Are you a snacker? If so, you are not alone. About 25% of our daily calories come from snacks. Are healthy snacks included in your healthy daily eating plan, or do you grab what is handy that “hits the spot” at the moment? What is the difference between a snack and a meal? What makes up a healthy snack, and should snacking be encouraged or eliminated? Do we snack only because of hunger, or are there other reasons? Information from the National Institute of Health, the International Food Information Council Foundation (IFIC), and the Academy of Nutrition and Dietetics (AND) speaks to the importance of snacks, what makes a healthy snack when snacking should be “mindfully considered,” and examples of healthy snacks to satisfy hunger.
A snack is a small portion of food or drink, or a light meal, especially one eaten between regular meals. So are snacks a good thing? They certainly can be, but it depends on the snack. If a snack is providing “empty calories” and nothing else, also known as an increase in “energy density,” it would not be considered a healthy snack – those types of snacks would include chips, cookies, sodas, and alcohol. Choosing snacks that are “nutrient-dense,” providing nutrients such as protein, fiber, vitamins, and minerals as well as calories, makes important contributions to your daily eating pattern. Those snacks could be as simple as a piece of fresh fruit, apple slices with peanut butter, low-fat cream cheese on a whole wheat bagel, Greek yogurt, or air-popped popcorn. Nuts can be a healthy snack but watch the portion size. All of these foods contribute to your daily food intake, so they can be important if your appetite is poor or access to meals is limited.
We snack when we are hungry between meals and frequently before bedtime. We also snack when we are stressed, bored, or know that a snack is within our reach, so hunger is often not the reason. Being “mindful” about snacking can help you decide if a snack is really necessary, so consider these tips:
- Rate your hunger. On a scale from one (starving) to ten (stuffed), assess where you are. If you are four or below, consider a snack. This helps to distinguish hunger from boredom and prevents overeating at your next meal. You may be thirsty, and a glass of water may be sufficient.
- Limit distractions. Silence your phone and turn off the TV. It is easy to consume several portions of a snack when you are distracted, so remove those distractions when you can.
- Take small bites and savor each one. Savoring each small bite makes it last longer, and using your senses helps to appreciate the flavor, texture, aroma, and appearance of our snack.
- Check-in midway. Assess your hunger again midway during your snack to see if you are satisfied or still hungry. You may be full but want to continue eating.
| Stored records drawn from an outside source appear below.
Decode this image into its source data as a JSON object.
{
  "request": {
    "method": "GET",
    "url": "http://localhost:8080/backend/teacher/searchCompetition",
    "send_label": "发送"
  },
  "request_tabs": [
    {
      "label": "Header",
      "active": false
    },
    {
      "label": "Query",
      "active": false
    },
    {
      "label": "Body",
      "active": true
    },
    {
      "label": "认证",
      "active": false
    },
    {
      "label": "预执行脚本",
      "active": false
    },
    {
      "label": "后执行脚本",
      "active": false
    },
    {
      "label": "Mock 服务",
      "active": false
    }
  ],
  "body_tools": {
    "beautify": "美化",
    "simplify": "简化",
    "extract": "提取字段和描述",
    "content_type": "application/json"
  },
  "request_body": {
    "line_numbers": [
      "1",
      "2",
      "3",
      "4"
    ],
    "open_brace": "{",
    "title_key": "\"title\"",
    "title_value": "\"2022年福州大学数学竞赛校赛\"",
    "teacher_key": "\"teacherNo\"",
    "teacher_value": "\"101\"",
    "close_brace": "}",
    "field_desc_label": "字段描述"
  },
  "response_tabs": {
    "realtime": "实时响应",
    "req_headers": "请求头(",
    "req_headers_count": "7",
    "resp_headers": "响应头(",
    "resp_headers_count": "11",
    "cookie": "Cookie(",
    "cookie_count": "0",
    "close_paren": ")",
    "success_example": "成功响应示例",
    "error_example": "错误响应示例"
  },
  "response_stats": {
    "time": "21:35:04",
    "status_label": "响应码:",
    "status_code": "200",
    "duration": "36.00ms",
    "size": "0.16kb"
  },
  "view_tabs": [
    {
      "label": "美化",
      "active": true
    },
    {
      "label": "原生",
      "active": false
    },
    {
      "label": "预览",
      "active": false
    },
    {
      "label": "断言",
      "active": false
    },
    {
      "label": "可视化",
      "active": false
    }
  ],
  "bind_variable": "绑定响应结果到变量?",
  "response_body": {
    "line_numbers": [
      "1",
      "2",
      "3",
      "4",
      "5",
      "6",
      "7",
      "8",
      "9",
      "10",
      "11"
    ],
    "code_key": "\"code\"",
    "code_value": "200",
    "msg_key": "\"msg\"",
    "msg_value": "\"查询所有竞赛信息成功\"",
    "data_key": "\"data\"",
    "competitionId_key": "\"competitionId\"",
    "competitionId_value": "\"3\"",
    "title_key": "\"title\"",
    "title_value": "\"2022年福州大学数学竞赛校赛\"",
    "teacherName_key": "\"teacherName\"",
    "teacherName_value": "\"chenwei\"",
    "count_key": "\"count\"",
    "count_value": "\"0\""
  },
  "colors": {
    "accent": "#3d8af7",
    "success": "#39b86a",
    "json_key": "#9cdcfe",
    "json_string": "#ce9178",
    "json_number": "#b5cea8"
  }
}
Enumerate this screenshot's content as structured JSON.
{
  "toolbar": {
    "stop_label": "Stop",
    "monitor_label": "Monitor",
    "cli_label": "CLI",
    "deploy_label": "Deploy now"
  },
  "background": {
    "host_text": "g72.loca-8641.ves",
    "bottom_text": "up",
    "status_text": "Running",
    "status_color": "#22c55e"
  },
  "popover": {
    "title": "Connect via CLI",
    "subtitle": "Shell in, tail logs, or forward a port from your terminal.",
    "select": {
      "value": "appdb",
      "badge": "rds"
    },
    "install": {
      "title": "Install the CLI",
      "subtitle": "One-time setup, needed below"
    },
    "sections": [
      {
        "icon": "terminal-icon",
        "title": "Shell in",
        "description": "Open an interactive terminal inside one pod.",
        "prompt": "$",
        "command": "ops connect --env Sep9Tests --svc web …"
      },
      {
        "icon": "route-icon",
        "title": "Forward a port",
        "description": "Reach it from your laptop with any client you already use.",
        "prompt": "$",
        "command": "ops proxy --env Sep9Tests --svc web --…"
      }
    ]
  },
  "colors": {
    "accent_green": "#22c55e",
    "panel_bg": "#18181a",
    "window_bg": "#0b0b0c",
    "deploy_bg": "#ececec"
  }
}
Try this to avoid overeating.
When you do need a snack, consider these suggestions that promote heart health and satisfy hunger:
- Nuts contain healthy fats, as well as protein and other nutrients. Consider almonds, peanuts, hazelnuts, walnuts, and cashews; they have a long shelf life, are portable, and delicious.
- Dairy products, particularly low fat and fat-free products, including Greek yogurt and cheese, are good options. Fortified soymilk is another option. Snacks include string cheese, yogurt cups, and snack-sized milk/soymilk.
- Whole grains promote heart health by helping to lower cholesterol, blood lipid levels, and blood pressure. Three or more servings daily help reduce cardiovascular risks. Heart-healthy snacks include whole-grain cereal, popcorn, whole wheat toast and crackers, and granola made with oats.
- Cocoa and dark chocolate contain antioxidants to help decrease inflammation. Choose dark chocolate with 55% or more cocoa content, or add 1-2 teaspoons to your smoothie snack.
Sometimes selecting one small indulgent snack is more satisfying than choosing several “healthy” ones. That can be OK. Snacks, like meals, should nourish and satisfy, so be mindful when choosing a snack.
Source materials retrieved from “Go4Life®/Healthy Snacking” (National Institute on Aging at National Institutes of Health); “How to Make the Most of Eating Between Meals” (www.foodinsight.org/9460) modified on 7/9/2018; “5 Tips to Curb Your Late-Night Snacking” by Penelope Clark, MS, RDN, CDN (www.eatright.org/AND) published 1/19/2018; “Mindful Snacking” (www.foodinsight.org/9312) modified on 11/2/2017; and “Heart-y Snack Attack” (www.foodinsight.org/9143 ) modified 3/27/2017.